However, there is an untapped source of funds if there was a political will to tackle tax evasion (illegal), tax avoidance (mostly legal), tax havens and tax loopholes that benefit wealthy individuals and corporations. How much money is lost to the treasury is not clear. Despite an election campaign promise, Ottawa hasn’t produced an official figure for the tax gap — an estimate of the difference between tax due and tax collected – perhaps because the number is embarrassingly large. In Canada, an estimated $81 billion is lost to tax evasion, plus $47.8 billion in uncollected taxes, every year. The Telegram’s Lana Payne drew attention to the $27 billion “passive income” sitting inside Canadian-controlled private corporations whose tax status is unknown.
At $100,000 each, 10,000 steel homes can be provided for each short scale billion (a thousand millions). This is a small number compared to the need, but it is a start, with additional homes provided each tax year, even more if Canada is joined by Western countries with similar tax circumstances.
Perhaps the money gathered from tax dodgers could be put in a special fund specifically for replacing destroyed homes, so that the tax wise guys may enjoy the satisfaction of directly helping their less fortunate brothers and sisters.
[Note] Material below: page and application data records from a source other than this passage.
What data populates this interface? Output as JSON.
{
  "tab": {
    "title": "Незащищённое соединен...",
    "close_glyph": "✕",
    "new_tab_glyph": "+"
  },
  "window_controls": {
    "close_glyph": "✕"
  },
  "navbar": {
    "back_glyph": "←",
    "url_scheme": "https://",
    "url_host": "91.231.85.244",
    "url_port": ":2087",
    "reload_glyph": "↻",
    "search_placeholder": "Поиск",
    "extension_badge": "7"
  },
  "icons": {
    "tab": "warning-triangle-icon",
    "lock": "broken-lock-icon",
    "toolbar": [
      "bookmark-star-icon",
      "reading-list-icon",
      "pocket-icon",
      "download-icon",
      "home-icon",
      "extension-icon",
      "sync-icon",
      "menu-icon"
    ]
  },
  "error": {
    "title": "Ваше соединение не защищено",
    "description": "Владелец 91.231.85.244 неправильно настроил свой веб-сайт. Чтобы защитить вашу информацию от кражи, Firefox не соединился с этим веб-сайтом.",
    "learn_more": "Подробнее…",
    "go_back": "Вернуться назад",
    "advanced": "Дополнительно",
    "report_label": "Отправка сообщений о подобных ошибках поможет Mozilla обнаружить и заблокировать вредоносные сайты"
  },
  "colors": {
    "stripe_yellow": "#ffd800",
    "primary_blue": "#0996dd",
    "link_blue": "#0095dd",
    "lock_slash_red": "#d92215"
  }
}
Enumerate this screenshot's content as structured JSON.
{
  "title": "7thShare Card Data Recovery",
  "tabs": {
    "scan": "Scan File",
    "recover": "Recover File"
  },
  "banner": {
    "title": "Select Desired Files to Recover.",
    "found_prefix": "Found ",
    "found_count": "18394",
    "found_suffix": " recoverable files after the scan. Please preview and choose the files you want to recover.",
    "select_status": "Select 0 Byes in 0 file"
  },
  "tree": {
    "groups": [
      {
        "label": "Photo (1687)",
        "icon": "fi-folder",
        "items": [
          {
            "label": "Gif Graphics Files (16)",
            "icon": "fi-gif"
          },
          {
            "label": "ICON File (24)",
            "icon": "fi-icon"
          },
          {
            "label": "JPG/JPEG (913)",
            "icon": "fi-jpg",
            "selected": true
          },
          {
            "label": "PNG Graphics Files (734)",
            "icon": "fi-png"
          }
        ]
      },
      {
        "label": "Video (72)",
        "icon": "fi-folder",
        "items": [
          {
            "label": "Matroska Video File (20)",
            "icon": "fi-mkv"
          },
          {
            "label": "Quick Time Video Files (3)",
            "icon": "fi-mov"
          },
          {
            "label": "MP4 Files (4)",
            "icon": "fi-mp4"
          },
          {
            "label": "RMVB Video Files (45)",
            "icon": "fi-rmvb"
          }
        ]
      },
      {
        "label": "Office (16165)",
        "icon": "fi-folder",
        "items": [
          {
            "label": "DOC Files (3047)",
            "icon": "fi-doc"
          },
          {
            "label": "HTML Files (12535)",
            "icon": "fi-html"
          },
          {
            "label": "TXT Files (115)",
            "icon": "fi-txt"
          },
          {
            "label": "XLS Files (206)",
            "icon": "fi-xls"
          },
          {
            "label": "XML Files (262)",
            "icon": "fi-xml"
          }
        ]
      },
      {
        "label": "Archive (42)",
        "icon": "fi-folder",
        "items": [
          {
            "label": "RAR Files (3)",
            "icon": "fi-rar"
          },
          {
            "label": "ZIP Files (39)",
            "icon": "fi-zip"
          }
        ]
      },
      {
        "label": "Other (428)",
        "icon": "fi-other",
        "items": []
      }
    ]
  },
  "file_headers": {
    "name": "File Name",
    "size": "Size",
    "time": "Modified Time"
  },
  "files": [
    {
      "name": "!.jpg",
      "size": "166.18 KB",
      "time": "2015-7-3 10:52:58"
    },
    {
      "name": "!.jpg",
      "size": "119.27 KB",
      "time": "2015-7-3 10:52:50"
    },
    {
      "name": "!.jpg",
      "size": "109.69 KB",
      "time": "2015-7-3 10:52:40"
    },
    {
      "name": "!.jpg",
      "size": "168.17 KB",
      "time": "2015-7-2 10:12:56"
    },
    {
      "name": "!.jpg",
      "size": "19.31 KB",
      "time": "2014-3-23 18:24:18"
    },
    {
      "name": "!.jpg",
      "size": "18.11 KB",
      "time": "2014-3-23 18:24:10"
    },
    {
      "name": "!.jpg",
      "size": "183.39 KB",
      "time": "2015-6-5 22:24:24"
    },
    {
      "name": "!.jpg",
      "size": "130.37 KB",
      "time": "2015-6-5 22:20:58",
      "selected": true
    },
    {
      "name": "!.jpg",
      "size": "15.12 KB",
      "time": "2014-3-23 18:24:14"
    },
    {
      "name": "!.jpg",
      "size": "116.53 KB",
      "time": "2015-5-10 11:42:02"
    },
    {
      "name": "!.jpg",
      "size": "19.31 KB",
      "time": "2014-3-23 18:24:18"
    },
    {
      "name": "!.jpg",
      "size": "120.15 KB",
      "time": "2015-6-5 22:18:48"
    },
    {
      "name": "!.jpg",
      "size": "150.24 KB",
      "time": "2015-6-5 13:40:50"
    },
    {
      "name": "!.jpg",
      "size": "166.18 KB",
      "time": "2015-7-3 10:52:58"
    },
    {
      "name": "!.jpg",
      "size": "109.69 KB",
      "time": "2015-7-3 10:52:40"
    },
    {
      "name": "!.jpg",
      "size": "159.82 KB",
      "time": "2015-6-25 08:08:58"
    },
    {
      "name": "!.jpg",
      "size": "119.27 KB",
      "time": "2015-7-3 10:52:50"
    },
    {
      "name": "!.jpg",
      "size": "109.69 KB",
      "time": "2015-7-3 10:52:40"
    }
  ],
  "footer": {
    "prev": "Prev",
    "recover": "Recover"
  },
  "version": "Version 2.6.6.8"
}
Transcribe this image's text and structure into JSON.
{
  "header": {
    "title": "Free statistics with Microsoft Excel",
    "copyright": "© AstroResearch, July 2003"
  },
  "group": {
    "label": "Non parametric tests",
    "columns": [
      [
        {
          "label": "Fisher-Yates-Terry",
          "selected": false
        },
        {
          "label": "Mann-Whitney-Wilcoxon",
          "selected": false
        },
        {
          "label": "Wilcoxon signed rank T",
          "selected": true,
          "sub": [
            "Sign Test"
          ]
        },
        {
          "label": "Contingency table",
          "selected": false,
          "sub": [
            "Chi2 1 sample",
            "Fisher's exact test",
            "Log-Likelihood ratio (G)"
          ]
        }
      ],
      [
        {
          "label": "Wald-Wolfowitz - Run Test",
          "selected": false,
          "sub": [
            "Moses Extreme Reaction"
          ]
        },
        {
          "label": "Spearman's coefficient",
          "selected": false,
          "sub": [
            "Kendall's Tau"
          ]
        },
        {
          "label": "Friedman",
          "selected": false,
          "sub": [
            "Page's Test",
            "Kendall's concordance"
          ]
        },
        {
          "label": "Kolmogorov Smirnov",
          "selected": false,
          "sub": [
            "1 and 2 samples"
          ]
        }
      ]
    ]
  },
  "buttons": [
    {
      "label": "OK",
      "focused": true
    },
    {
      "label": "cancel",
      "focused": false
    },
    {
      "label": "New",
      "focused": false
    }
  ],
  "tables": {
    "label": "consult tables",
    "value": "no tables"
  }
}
In Canada, an estimated $81 billion is lost to tax evasion, plus $47.8 billion in uncollected taxes, every year.
Denis Drown St. John’s